■ TASK DETAILS
From the entries below, say how many lines carry the word "title", and give nothing but the number.

■ Data about app and page elements
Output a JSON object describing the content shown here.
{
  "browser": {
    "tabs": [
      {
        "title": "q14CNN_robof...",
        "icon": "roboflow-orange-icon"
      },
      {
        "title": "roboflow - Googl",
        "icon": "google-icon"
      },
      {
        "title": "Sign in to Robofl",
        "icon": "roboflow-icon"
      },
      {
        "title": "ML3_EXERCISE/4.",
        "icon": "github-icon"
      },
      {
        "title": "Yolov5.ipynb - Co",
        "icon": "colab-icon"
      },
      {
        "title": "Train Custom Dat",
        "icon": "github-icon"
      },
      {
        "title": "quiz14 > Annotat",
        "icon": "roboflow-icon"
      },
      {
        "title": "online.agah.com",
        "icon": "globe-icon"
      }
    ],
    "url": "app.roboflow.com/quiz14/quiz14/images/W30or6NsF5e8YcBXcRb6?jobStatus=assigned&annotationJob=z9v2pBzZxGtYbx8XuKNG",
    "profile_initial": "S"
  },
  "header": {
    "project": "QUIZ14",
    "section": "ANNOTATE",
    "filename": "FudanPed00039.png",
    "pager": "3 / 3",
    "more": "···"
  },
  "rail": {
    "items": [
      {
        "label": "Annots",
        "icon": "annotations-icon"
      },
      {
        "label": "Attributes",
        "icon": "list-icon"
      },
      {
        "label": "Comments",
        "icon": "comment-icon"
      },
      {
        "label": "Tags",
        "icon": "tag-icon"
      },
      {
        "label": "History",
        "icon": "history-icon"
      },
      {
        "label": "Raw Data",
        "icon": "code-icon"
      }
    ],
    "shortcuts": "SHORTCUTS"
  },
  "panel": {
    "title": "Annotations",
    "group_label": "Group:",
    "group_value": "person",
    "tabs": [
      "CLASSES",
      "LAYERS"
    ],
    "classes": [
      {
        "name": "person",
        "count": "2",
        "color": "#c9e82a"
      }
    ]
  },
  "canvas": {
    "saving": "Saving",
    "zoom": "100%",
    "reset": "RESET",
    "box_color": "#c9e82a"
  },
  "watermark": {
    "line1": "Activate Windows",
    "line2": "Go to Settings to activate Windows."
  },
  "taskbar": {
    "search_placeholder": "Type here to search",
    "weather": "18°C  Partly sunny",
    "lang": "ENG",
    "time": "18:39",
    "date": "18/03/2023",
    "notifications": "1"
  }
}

■ RESULT BELOW
9